-you probably won't make a living as a runner.
-you might if you run "a lot" of road races, but not likely.
Don't expect any one to help
you, get up and do it yourself
-most likely you don't earn shoe companies the money they give you for equipment so thank your stars you get what do. Keep your eyes open and live in as big a world as possible (don't let anyone keep you bottled up). Any knowledge is power. More knowledge is more power.
Have a plan and concrete goals for where you see yourself in the future and how you're going to survive until you get there.
Make a running resume, they'll ask for it.
Set your sights realisticly
-shoes are pretty easy to get
-travel you have to be a GOOD college runner (scorer at NC's at least?)
-stipend is real tough to get
-$250 a month is average for a stipend and you shouldn't expect more than $500 unless are a big time stud. You can't live off either.
Make connections while
you're in school and at races afterwards. Meet the important
people and get their numbers.
-the school shoe guy
-meet directors (Penn, Mt Sac, X-C meets)
-coaches from your conference
-USATF committee members and coaches
-use your coaches at school to get you into meets after you graduate
-other runners (find out what they have going on)
Study the market:
rule 1-companies don't hire after Olympics they are dropping dead weight.
rule 2-companies hire anybody before Olympic Trials they are covering the odds.
This year it was good to be a girl. A lot of the US women are getting older. New blood was being hired big time. Some companies found they were short of young males as well, others had a lot. Look at who has what and show them you can fill a need for their market.
You probably don't need an agent, but if you feel lost get one so you're not taken advantage of and hope they don't screw you too (most everybody is honest in this business)

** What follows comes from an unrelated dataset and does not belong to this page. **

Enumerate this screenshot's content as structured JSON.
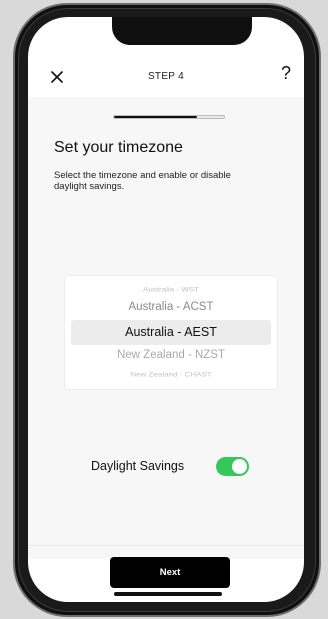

Keep calling the shoe guys if they don't give you an answer. The same goes with meet directors. They might pick you up if a space opens up

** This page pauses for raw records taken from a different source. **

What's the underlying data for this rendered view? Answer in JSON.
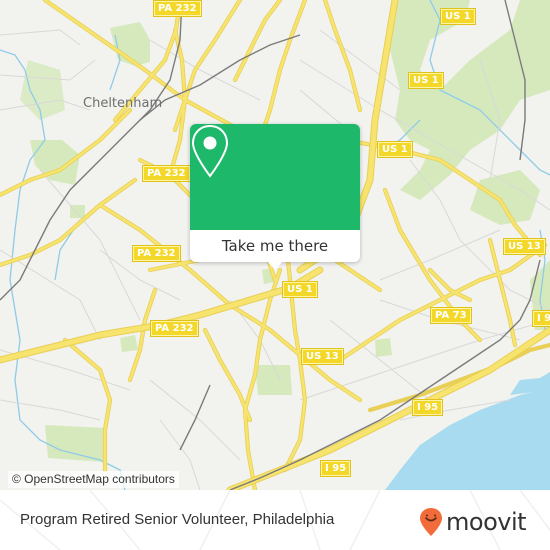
{
  "map": {
    "place_labels": [
      {
        "name": "cheltenham",
        "text": "Cheltenham"
      }
    ],
    "route_shields": [
      {
        "text": "PA 232"
      },
      {
        "text": "US 1"
      },
      {
        "text": "US 1"
      },
      {
        "text": "US 1"
      },
      {
        "text": "PA 232"
      },
      {
        "text": "PA 232"
      },
      {
        "text": "PA 232"
      },
      {
        "text": "US 13"
      },
      {
        "text": "US 1"
      },
      {
        "text": "US 13"
      },
      {
        "text": "PA 73"
      },
      {
        "text": "I 95"
      },
      {
        "text": "I 95"
      },
      {
        "text": "I 9"
      }
    ],
    "attribution": "© OpenStreetMap contributors",
    "colors": {
      "background": "#f2f2ef",
      "road": "#f7e46e",
      "park": "#d3e8b5",
      "water": "#a8dbef",
      "rail": "#777777"
    }
  },
  "popup": {
    "button_label": "Take me there",
    "icon": "map-pin-icon",
    "color": "#1eb86a"
  },
  "footer": {
    "title": "Program Retired Senior Volunteer, Philadelphia",
    "logo_text": "moovit",
    "logo_color": "#f26b3a"
  }
}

Be as loyal to your company or agent as they are to you. Remember if you don't live up to your end of the bargain, most companies will drop you in a heart beat. Nothing personal. Don't dump them for no reason.